Prompt –
Copy, word for word, the line containing "Give me the" and each line that follows it in the entries below; pictures do not belong in the copy.

____ Given entries

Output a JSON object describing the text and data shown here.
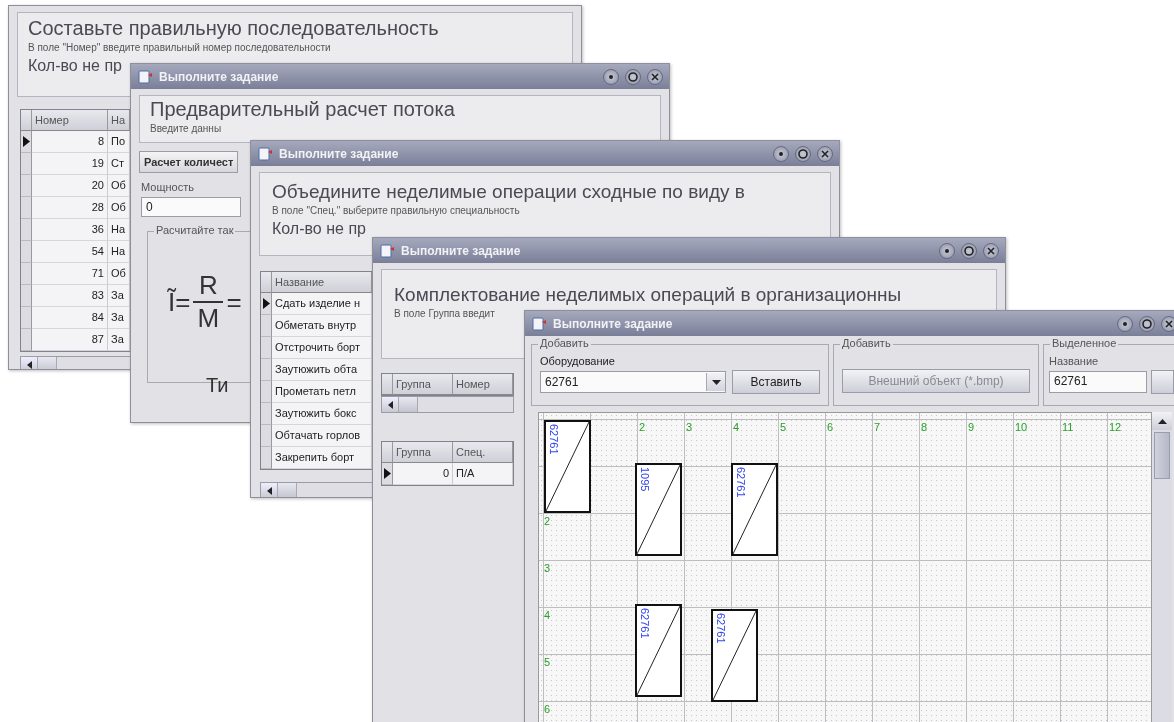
{
  "sequence_window": {
    "heading": "Составьте правильную последовательность",
    "hint": "В поле \"Номер\" введите правильный номер последовательности",
    "count": "Кол-во не пр",
    "table": {
      "columns": [
        "Номер",
        "На"
      ],
      "rows": [
        {
          "number": "8",
          "name": "По",
          "selected": true
        },
        {
          "number": "19",
          "name": "Ст",
          "selected": false
        },
        {
          "number": "20",
          "name": "Об",
          "selected": false
        },
        {
          "number": "28",
          "name": "Об",
          "selected": false
        },
        {
          "number": "36",
          "name": "На",
          "selected": false
        },
        {
          "number": "54",
          "name": "На",
          "selected": false
        },
        {
          "number": "71",
          "name": "Об",
          "selected": false
        },
        {
          "number": "83",
          "name": "За",
          "selected": false
        },
        {
          "number": "84",
          "name": "За",
          "selected": false
        },
        {
          "number": "87",
          "name": "За",
          "selected": false
        }
      ]
    }
  },
  "flow_window": {
    "title": "Выполните задание",
    "heading": "Предварительный расчет потока",
    "hint": "Введите данны",
    "tab": "Расчет количест",
    "power": {
      "label": "Мощность",
      "value": "0"
    },
    "group_legend": "Расчитайте так",
    "formula": {
      "lhs": "Ĩ=",
      "numerator": "R",
      "denominator": "M",
      "eq": "=",
      "lower": "Ти"
    }
  },
  "merge_window": {
    "title": "Выполните задание",
    "heading": "Объедините неделимые операции сходные по виду в",
    "hint": "В поле \"Спец.\" выберите правильную специальность",
    "count": "Кол-во не пр",
    "table": {
      "columns": [
        "Название"
      ],
      "rows": [
        {
          "name": "Сдать изделие н",
          "selected": true
        },
        {
          "name": "Обметать внутр",
          "selected": false
        },
        {
          "name": "Отстрочить борт",
          "selected": false
        },
        {
          "name": "Заутюжить обта",
          "selected": false
        },
        {
          "name": "Прометать петл",
          "selected": false
        },
        {
          "name": "Заутюжить бокс",
          "selected": false
        },
        {
          "name": "Обтачать горлов",
          "selected": false
        },
        {
          "name": "Закрепить борт",
          "selected": false
        }
      ]
    }
  },
  "grouping_window": {
    "title": "Выполните задание",
    "heading": "Комплектование неделимых операций в организационны",
    "hint": "В поле Группа введит",
    "table_1": {
      "columns": [
        "Группа",
        "Номер"
      ]
    },
    "table_2": {
      "columns": [
        "Группа",
        "Спец."
      ],
      "rows": [
        {
          "group": "0",
          "spec": "П/А",
          "selected": true
        }
      ]
    }
  },
  "layout_window": {
    "title": "Выполните задание",
    "equipment_group": {
      "legend": "Добавить",
      "label": "Оборудование",
      "value": "62761",
      "button": "Вставить"
    },
    "import_group": {
      "legend": "Добавить",
      "button": {
        "label": "Внешний объект (*.bmp)",
        "disabled": true
      }
    },
    "selection_group": {
      "legend": "Выделенное",
      "label": "Название",
      "value": "62761"
    },
    "canvas": {
      "column_labels": [
        "2",
        "3",
        "4",
        "5",
        "6",
        "7",
        "8",
        "9",
        "10",
        "11",
        "12"
      ],
      "row_labels": [
        "2",
        "3",
        "4",
        "5",
        "6"
      ],
      "nodes": [
        {
          "label": "62761"
        },
        {
          "label": "1095"
        },
        {
          "label": "62761"
        },
        {
          "label": "62761"
        },
        {
          "label": "62761"
        }
      ]
    }
  }
}
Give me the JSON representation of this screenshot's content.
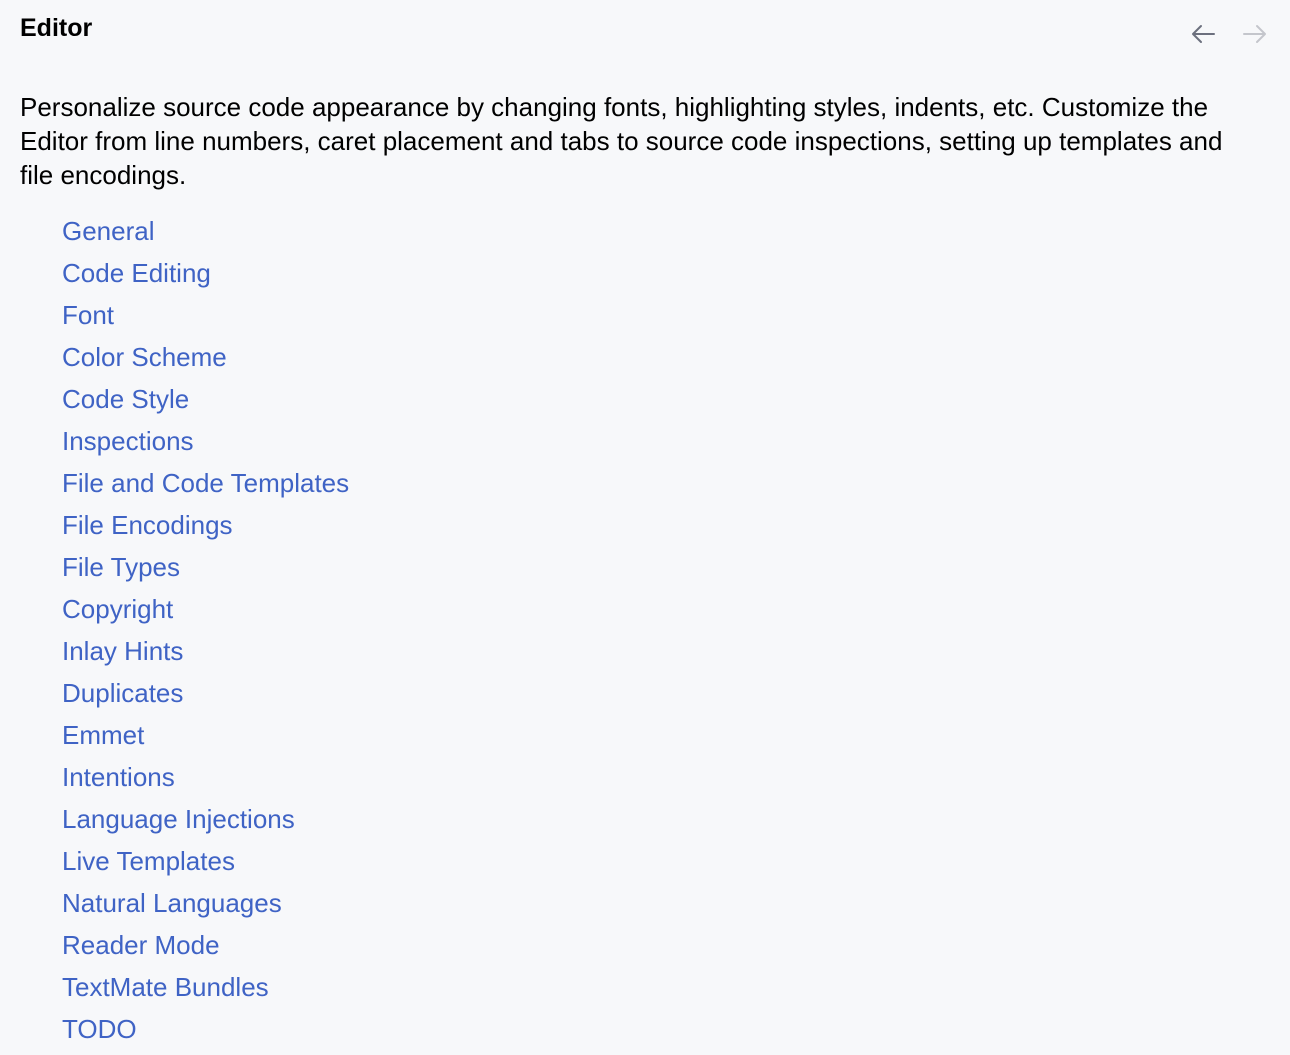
{
  "header": {
    "title": "Editor",
    "back_icon": "arrow-left-icon",
    "forward_icon": "arrow-right-icon",
    "back_color": "#6c707e",
    "forward_color": "#c4c6cc"
  },
  "description": "Personalize source code appearance by changing fonts, highlighting styles, indents, etc. Customize the Editor from line numbers, caret placement and tabs to source code inspections, setting up templates and file encodings.",
  "colors": {
    "link": "#3f63c5",
    "background": "#f7f8fa"
  },
  "links": [
    "General",
    "Code Editing",
    "Font",
    "Color Scheme",
    "Code Style",
    "Inspections",
    "File and Code Templates",
    "File Encodings",
    "File Types",
    "Copyright",
    "Inlay Hints",
    "Duplicates",
    "Emmet",
    "Intentions",
    "Language Injections",
    "Live Templates",
    "Natural Languages",
    "Reader Mode",
    "TextMate Bundles",
    "TODO"
  ]
}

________

Output below –
Give me the JSON representation of this screenshot's content.
{
  "header": {
    "title": "Editor",
    "back_icon": "arrow-left-icon",
    "forward_icon": "arrow-right-icon",
    "back_color": "#6c707e",
    "forward_color": "#c4c6cc"
  },
  "description": "Personalize source code appearance by changing fonts, highlighting styles, indents, etc. Customize the Editor from line numbers, caret placement and tabs to source code inspections, setting up templates and file encodings.",
  "colors": {
    "link": "#3f63c5",
    "background": "#f7f8fa"
  },
  "links": [
    "General",
    "Code Editing",
    "Font",
    "Color Scheme",
    "Code Style",
    "Inspections",
    "File and Code Templates",
    "File Encodings",
    "File Types",
    "Copyright",
    "Inlay Hints",
    "Duplicates",
    "Emmet",
    "Intentions",
    "Language Injections",
    "Live Templates",
    "Natural Languages",
    "Reader Mode",
    "TextMate Bundles",
    "TODO"
  ]
}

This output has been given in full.